Ben Faulding, a black Jewish man, put it perfectly in a recent article in these pages, when he wrote, “[Louis Farrakhan] is an exploiter. He exploits the economic depression, resentment and anger of blacks to leverage his own power and status. He uses the language of liberation and the language of demagoguery in tandem. He is a poverty pimp. No civilized discourse or progress can move forward with him, or anybody who associates with him.”
It doesn’t matter what Farrakhan has done for black people. None. Of. It. Matters. The church of Scientology helps people out too! Should we condone the abuse and isolation that happens there because Scientologist philosophy sounds appealing sometimes? Cults pinpoint the anxieties and desires of their target group and they speak to that, but along the way they add crazy shit. Like… I don’t know… a mad scientist named Yakub who created “the evil race of Jews”? Complete obedience to a wrinkled old man who can’t keep it in his pants and extorts money?
Also, can we please stop saying that Farrakhan is being unfairly maligned? I’ve often heard from Farrakhan’s supporters some version of this statement, “The white media twists his words to make it look like he’s anti-Semitic, but he’s anti-Zionist, not anti-Semitic.” Such a statement misunderstands Zionism, but okay, let’s put that aside for now. Below are a few of Farrakhan’s own statements about Jews and LGBTQ people. Does it really sound like his only problem is the occupation of Palestine?
“The Jews have been so bad at politics they lost half their population in the Holocaust. They thought they could trust in Hitler, and they helped him get the Third Reich on the road.” —Saviours’ Day Speech, Chicago, 2/22/98
“… Israelis had foreknowledge of the attacks… We know that many Jews received a text message not to come to work on September 11” —Saviour’s Day Speech, 2015
“Jews were responsible for all of this filth and degenerate behavior that Hollywood is putting out, turning men into women and women into men….And Farrakhan, by God’s grace, has pulled a cover off of that Satanic Jew, and I’m here to say your time is up, your world is through.” —Saviour’s Day Speech, 2/25/18
And here’s more. If you can read that and still tell me that these aren’t the words of a hateful, homophobic anti-semite, then all is lost. These statements are indefensible. Simply put, uplifting Farrakhan erases black Jews and black LGBTQ people. You’re supporting a misogynist who sets back black women. His hate literally pushes us out of our black spaces. How could I possibly sit and listen to Farrakhan speak without fear or anger? How could you?
If after reading my words and Farrakhan’s words, you continue to support him, then shame on you.
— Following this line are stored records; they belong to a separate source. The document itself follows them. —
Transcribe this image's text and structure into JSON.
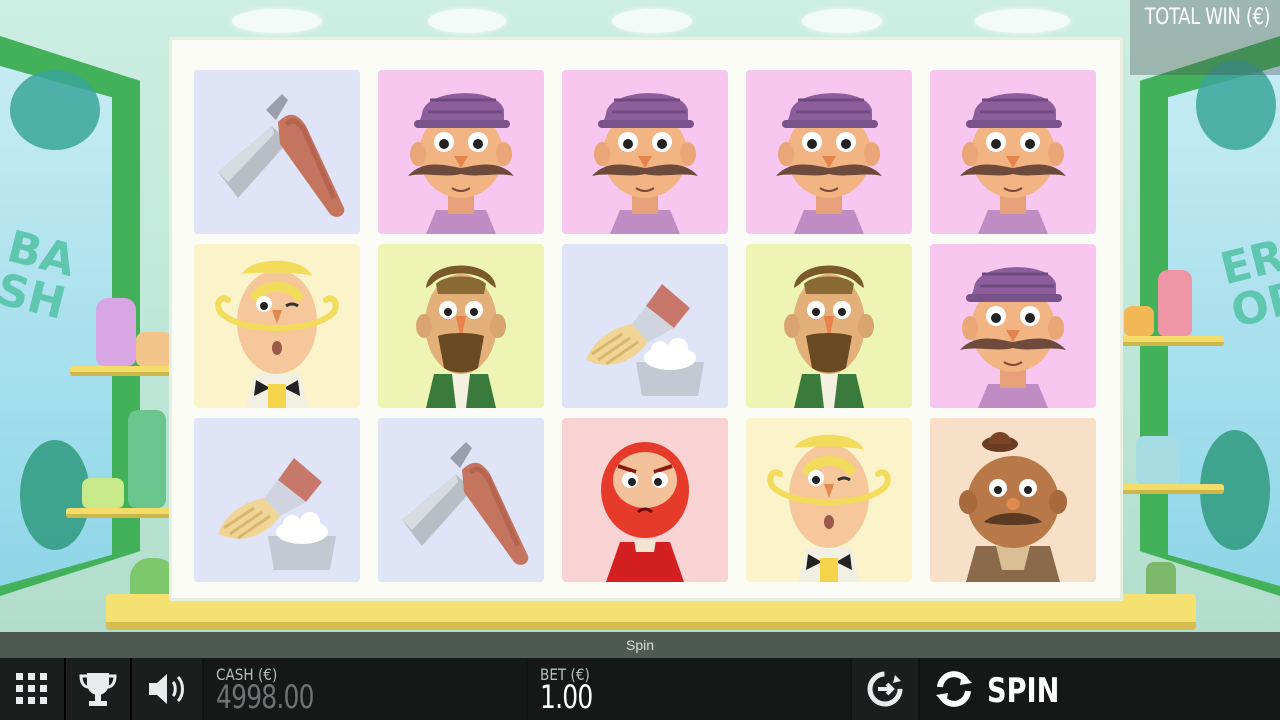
{
  "header": {
    "total_win_label": "TOTAL WIN (€)"
  },
  "reels": [
    [
      "razor",
      "blonde",
      "brush"
    ],
    [
      "cap",
      "green",
      "razor"
    ],
    [
      "cap",
      "brush",
      "red"
    ],
    [
      "cap",
      "green",
      "blonde"
    ],
    [
      "cap",
      "cap",
      "brown"
    ]
  ],
  "status": {
    "message": "Spin"
  },
  "toolbar": {
    "menu_icon": "grid-menu-icon",
    "trophy_icon": "trophy-icon",
    "sound_icon": "speaker-icon",
    "cash_label": "CASH (€)",
    "cash_value": "4998.00",
    "bet_label": "BET (€)",
    "bet_value": "1.00",
    "autoplay_icon": "autoplay-icon",
    "spin_icon": "spin-arrows-icon",
    "spin_label": "SPIN"
  },
  "colors": {
    "cap_bg": "#f7c7ef",
    "razor_bg": "#dfe4f7",
    "blonde_bg": "#fbf3c9",
    "green_bg": "#eef4b4",
    "red_bg": "#f9d2d4",
    "brown_bg": "#f8dfc7",
    "toolbar_bg": "#121414"
  }
}
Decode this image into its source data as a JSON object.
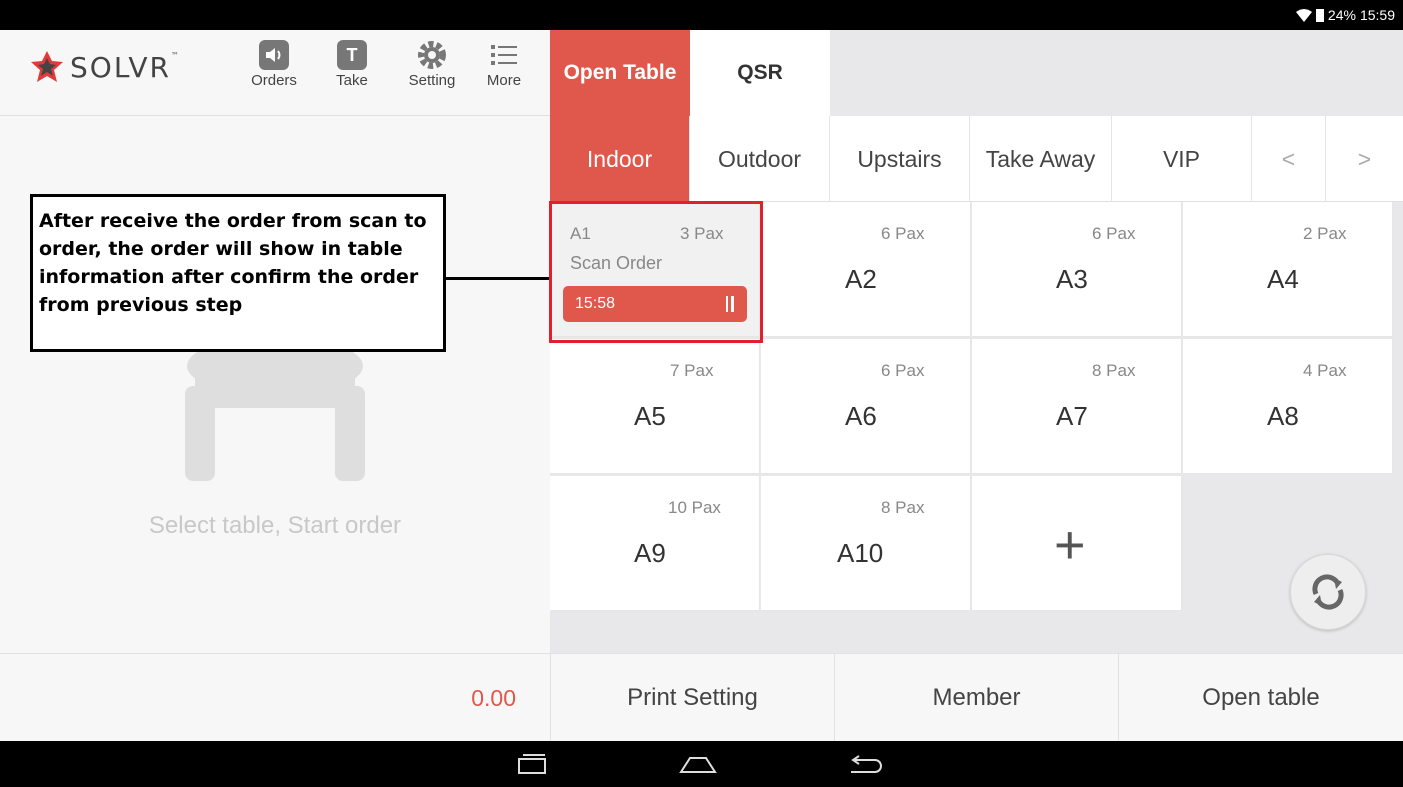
{
  "status_bar": {
    "battery": "24%",
    "time": "15:59"
  },
  "brand": {
    "logo_text": "SOLVR",
    "trademark": "™"
  },
  "toolbar": [
    {
      "label": "Orders",
      "icon": "speaker-icon"
    },
    {
      "label": "Take",
      "icon": "t-icon"
    },
    {
      "label": "Setting",
      "icon": "gear-icon"
    },
    {
      "label": "More",
      "icon": "list-icon"
    }
  ],
  "tabs": {
    "open_table": "Open Table",
    "qsr": "QSR"
  },
  "areas": [
    "Indoor",
    "Outdoor",
    "Upstairs",
    "Take Away",
    "VIP"
  ],
  "area_nav": {
    "prev": "<",
    "next": ">"
  },
  "annotation": "After receive the order from scan to order, the order will show in table information after confirm the order from previous step",
  "left_panel": {
    "empty_hint": "Select table, Start order"
  },
  "table_a1": {
    "name": "A1",
    "pax": "3 Pax",
    "status": "Scan Order",
    "time": "15:58"
  },
  "tables": [
    {
      "name": "A2",
      "pax": "6 Pax"
    },
    {
      "name": "A3",
      "pax": "6 Pax"
    },
    {
      "name": "A4",
      "pax": "2 Pax"
    },
    {
      "name": "A5",
      "pax": "7 Pax"
    },
    {
      "name": "A6",
      "pax": "6 Pax"
    },
    {
      "name": "A7",
      "pax": "8 Pax"
    },
    {
      "name": "A8",
      "pax": "4 Pax"
    },
    {
      "name": "A9",
      "pax": "10 Pax"
    },
    {
      "name": "A10",
      "pax": "8 Pax"
    }
  ],
  "add_table": "+",
  "bottom": {
    "total": "0.00",
    "print_setting": "Print Setting",
    "member": "Member",
    "open_table": "Open table"
  },
  "colors": {
    "accent": "#e0584b",
    "highlight": "#e0202a"
  }
}
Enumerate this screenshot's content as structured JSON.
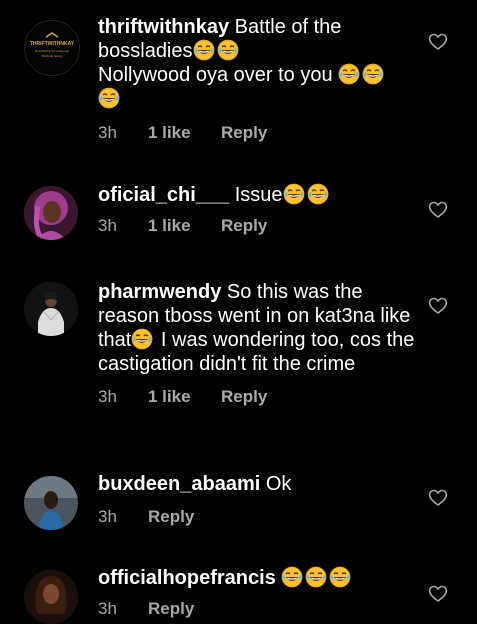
{
  "comments": [
    {
      "username": "thriftwithnkay",
      "text_before": " Battle of the bossladies",
      "emojis_1": "😂😂",
      "text_mid": "Nollywood oya over to you ",
      "emojis_2": "😂😂",
      "emojis_3": "😂",
      "time": "3h",
      "likes": "1 like",
      "reply": "Reply",
      "avatar_lines": [
        "THRIFTWITHNKAY",
        "Everything for everyone",
        "Thrift & luxury"
      ]
    },
    {
      "username": "oficial_chi___",
      "text": " Issue",
      "emojis": "😂😂",
      "time": "3h",
      "likes": "1 like",
      "reply": "Reply"
    },
    {
      "username": "pharmwendy",
      "text_before": " So this was the reason tboss went in on kat3na like that",
      "emojis": "😂",
      "text_after": " I was wondering too, cos the castigation didn't fit the crime",
      "time": "3h",
      "likes": "1 like",
      "reply": "Reply"
    },
    {
      "username": "buxdeen_abaami",
      "text": " Ok",
      "time": "3h",
      "reply": "Reply"
    },
    {
      "username": "officialhopefrancis",
      "emojis": "😂😂😂",
      "time": "3h",
      "reply": "Reply"
    }
  ],
  "icons": {
    "like": "heart-outline-icon",
    "emoji": "face-with-tears-of-joy-icon"
  },
  "colors": {
    "background": "#000000",
    "text": "#ffffff",
    "meta": "#a8a8a8"
  }
}
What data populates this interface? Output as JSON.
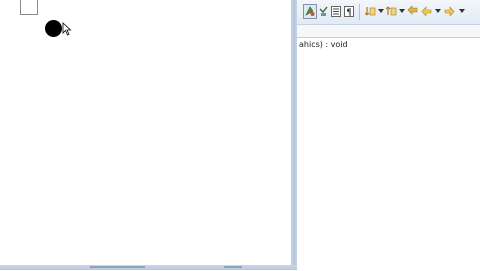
{
  "outline": {
    "signature": "ahics) : void"
  },
  "colors": {
    "canvas_background": "#ffffff",
    "shape_fill": "#000000",
    "window_frame": "#c3d1e3",
    "toolbar_background": "#e8eef6"
  },
  "icons": [
    "paint-shape-icon",
    "toggle-mark-icon",
    "show-whitespace-icon",
    "paragraph-icon",
    "next-annotation-icon",
    "previous-annotation-icon",
    "back-icon",
    "forward-icon"
  ]
}
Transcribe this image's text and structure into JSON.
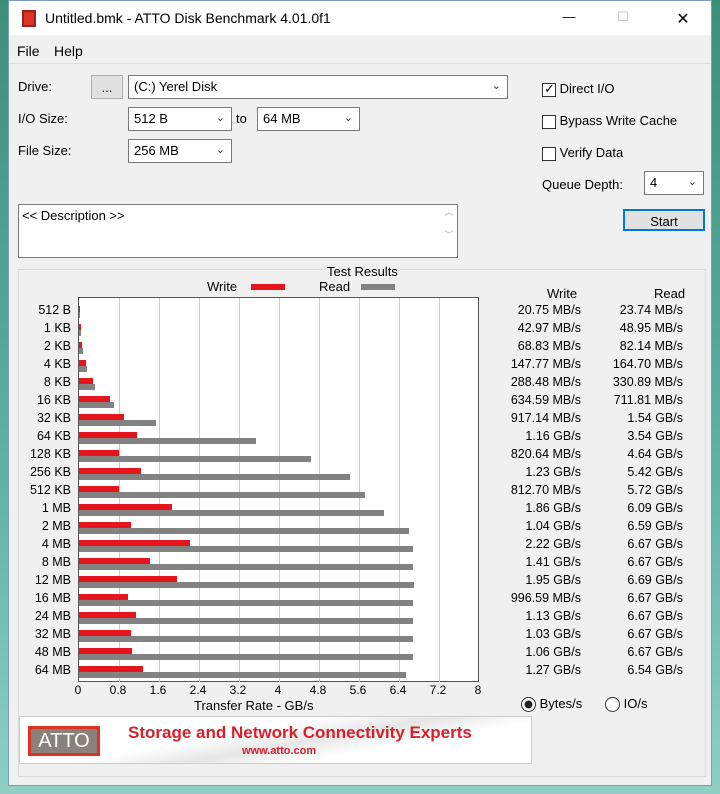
{
  "window": {
    "title": "Untitled.bmk - ATTO Disk Benchmark 4.01.0f1",
    "minimize": "—",
    "maximize": "☐",
    "close": "✕"
  },
  "menu": [
    "File",
    "Help"
  ],
  "settings": {
    "drive_label": "Drive:",
    "browse_label": "...",
    "drive_value": "(C:) Yerel Disk",
    "io_size_label": "I/O Size:",
    "io_from": "512 B",
    "to_label": "to",
    "io_to": "64 MB",
    "file_size_label": "File Size:",
    "file_size": "256 MB",
    "direct_io": {
      "label": "Direct I/O",
      "checked": true
    },
    "bypass_write_cache": {
      "label": "Bypass Write Cache",
      "checked": false
    },
    "verify_data": {
      "label": "Verify Data",
      "checked": false
    },
    "queue_depth_label": "Queue Depth:",
    "queue_depth": "4",
    "start_label": "Start",
    "description": "<< Description >>"
  },
  "results": {
    "title": "Test Results",
    "legend_write": "Write",
    "legend_read": "Read",
    "col_write": "Write",
    "col_read": "Read",
    "rows": [
      {
        "size": "512 B",
        "write": "20.75 MB/s",
        "read": "23.74 MB/s"
      },
      {
        "size": "1 KB",
        "write": "42.97 MB/s",
        "read": "48.95 MB/s"
      },
      {
        "size": "2 KB",
        "write": "68.83 MB/s",
        "read": "82.14 MB/s"
      },
      {
        "size": "4 KB",
        "write": "147.77 MB/s",
        "read": "164.70 MB/s"
      },
      {
        "size": "8 KB",
        "write": "288.48 MB/s",
        "read": "330.89 MB/s"
      },
      {
        "size": "16 KB",
        "write": "634.59 MB/s",
        "read": "711.81 MB/s"
      },
      {
        "size": "32 KB",
        "write": "917.14 MB/s",
        "read": "1.54 GB/s"
      },
      {
        "size": "64 KB",
        "write": "1.16 GB/s",
        "read": "3.54 GB/s"
      },
      {
        "size": "128 KB",
        "write": "820.64 MB/s",
        "read": "4.64 GB/s"
      },
      {
        "size": "256 KB",
        "write": "1.23 GB/s",
        "read": "5.42 GB/s"
      },
      {
        "size": "512 KB",
        "write": "812.70 MB/s",
        "read": "5.72 GB/s"
      },
      {
        "size": "1 MB",
        "write": "1.86 GB/s",
        "read": "6.09 GB/s"
      },
      {
        "size": "2 MB",
        "write": "1.04 GB/s",
        "read": "6.59 GB/s"
      },
      {
        "size": "4 MB",
        "write": "2.22 GB/s",
        "read": "6.67 GB/s"
      },
      {
        "size": "8 MB",
        "write": "1.41 GB/s",
        "read": "6.67 GB/s"
      },
      {
        "size": "12 MB",
        "write": "1.95 GB/s",
        "read": "6.69 GB/s"
      },
      {
        "size": "16 MB",
        "write": "996.59 MB/s",
        "read": "6.67 GB/s"
      },
      {
        "size": "24 MB",
        "write": "1.13 GB/s",
        "read": "6.67 GB/s"
      },
      {
        "size": "32 MB",
        "write": "1.03 GB/s",
        "read": "6.67 GB/s"
      },
      {
        "size": "48 MB",
        "write": "1.06 GB/s",
        "read": "6.67 GB/s"
      },
      {
        "size": "64 MB",
        "write": "1.27 GB/s",
        "read": "6.54 GB/s"
      }
    ],
    "units": {
      "bytes_label": "Bytes/s",
      "bytes_selected": true,
      "io_label": "IO/s",
      "io_selected": false
    }
  },
  "chart_data": {
    "type": "bar",
    "orientation": "horizontal",
    "categories": [
      "512 B",
      "1 KB",
      "2 KB",
      "4 KB",
      "8 KB",
      "16 KB",
      "32 KB",
      "64 KB",
      "128 KB",
      "256 KB",
      "512 KB",
      "1 MB",
      "2 MB",
      "4 MB",
      "8 MB",
      "12 MB",
      "16 MB",
      "24 MB",
      "32 MB",
      "48 MB",
      "64 MB"
    ],
    "series": [
      {
        "name": "Write",
        "color": "#e8141b",
        "values": [
          0.02,
          0.042,
          0.067,
          0.144,
          0.282,
          0.62,
          0.896,
          1.16,
          0.801,
          1.23,
          0.794,
          1.86,
          1.04,
          2.22,
          1.41,
          1.95,
          0.973,
          1.13,
          1.03,
          1.06,
          1.27
        ]
      },
      {
        "name": "Read",
        "color": "#828282",
        "values": [
          0.023,
          0.048,
          0.08,
          0.161,
          0.323,
          0.695,
          1.54,
          3.54,
          4.64,
          5.42,
          5.72,
          6.09,
          6.59,
          6.67,
          6.67,
          6.69,
          6.67,
          6.67,
          6.67,
          6.67,
          6.54
        ]
      }
    ],
    "xlabel": "Transfer Rate - GB/s",
    "xlim": [
      0,
      8
    ],
    "xticks": [
      "0",
      "0.8",
      "1.6",
      "2.4",
      "3.2",
      "4",
      "4.8",
      "5.6",
      "6.4",
      "7.2",
      "8"
    ],
    "grid": true
  },
  "banner": {
    "logo": "ATTO",
    "tagline": "Storage and Network Connectivity Experts",
    "url": "www.atto.com"
  }
}
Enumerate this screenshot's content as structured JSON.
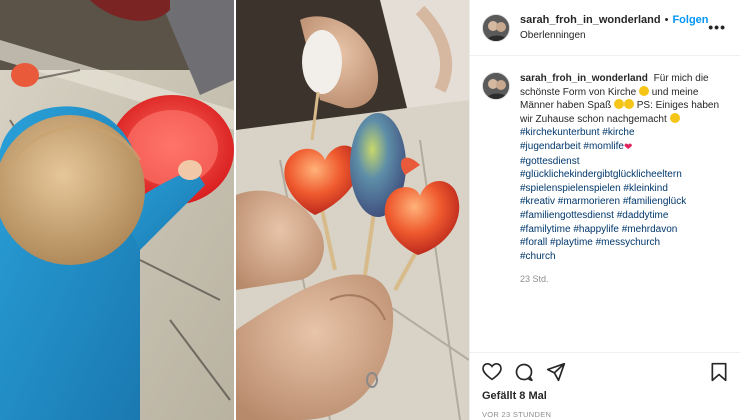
{
  "post": {
    "username": "sarah_froh_in_wonderland",
    "separator": "•",
    "follow_label": "Folgen",
    "location": "Oberlenningen",
    "more_icon": "more-options-icon"
  },
  "caption": {
    "username": "sarah_froh_in_wonderland",
    "text_part1": "Für mich die schönste Form von Kirche",
    "text_part2": "und meine Männer haben Spaß",
    "text_part3": "PS: Einiges haben wir Zuhause schon nachgemacht",
    "tags": [
      "#kirchekunterbunt",
      "#kirche",
      "#jugendarbeit",
      "#momlife",
      "#gottesdienst",
      "#glücklichekindergibtglücklicheeltern",
      "#spielenspielenspielen",
      "#kleinkind",
      "#kreativ",
      "#marmorieren",
      "#familienglück",
      "#familiengottesdienst",
      "#daddytime",
      "#familytime",
      "#happylife",
      "#mehrdavon",
      "#forall",
      "#playtime",
      "#messychurch",
      "#church"
    ],
    "age": "23 Std."
  },
  "actions": {
    "icons": [
      "heart-icon",
      "comment-icon",
      "share-icon",
      "bookmark-icon"
    ],
    "likes": "Gefällt 8 Mal",
    "timestamp": "VOR 23 STUNDEN"
  },
  "colors": {
    "link": "#00376b",
    "follow": "#0095f6",
    "muted": "#8e8e8e"
  }
}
Shame on you, because for some unfathomable reason, you have chosen hate. You’ve chosen Holocaust jokes and pleas for women to cook for their husbands. You’ve chosen someone who thinks trans people are an abomination, and that gayness is a satanic Jewish invention. You’ve chosen someone who thinks Hitler was “a great man,” and considers being likened to Hitler a compliment.
The truth is that Farrakhan is irrelevant to me. What’s not irrelevant to me, though, is your silence and acceptance. This is what kills people like me. That’s what divides our community. And that’s why I’m so damn angry.
You say you’re not anti-Semitic, that you don’t think that’s what’s going on with Farrakhan. Maybe you really believe that. After all, it’s easy to see anti-Semitism when it’s dressed up in the form of a Nazi salute or Richard Spencer’s tiki torch. It’s easy to see anti-Semitism when you’re weeping at the Holocaust museum or at your favorite WWII movie.
But, I guess it’s not easy to notice anti-Semitism when the Jewish people around you are screaming their throats hoarse and bloody, trying to get you to see them — and to see what’s happening to us, Black Jews. I guess it’s not easy to understand Jewish fear, when anti-Jewish bias is the motivation for 62% of religious hate crimes. I guess it’s not easy to comfort your Jewish friends who worry for their safety in a world where a rabbi’s daughter was burned in an acid attack and a young Jewish man was murdered by a neo-Nazi in Southern California. I guess it’s not easy to see anti-semitism when it’s in the form of your problematic Women’s March faves. And I guess it’s not easy to speak out against anti-semitism when it’s coming from your friendly neighborhood cult leader.
Nylah Burton is a sexual assault survivor advocate, and a student from Howard University. Follow her on Twitter, @yumcoconutmilk.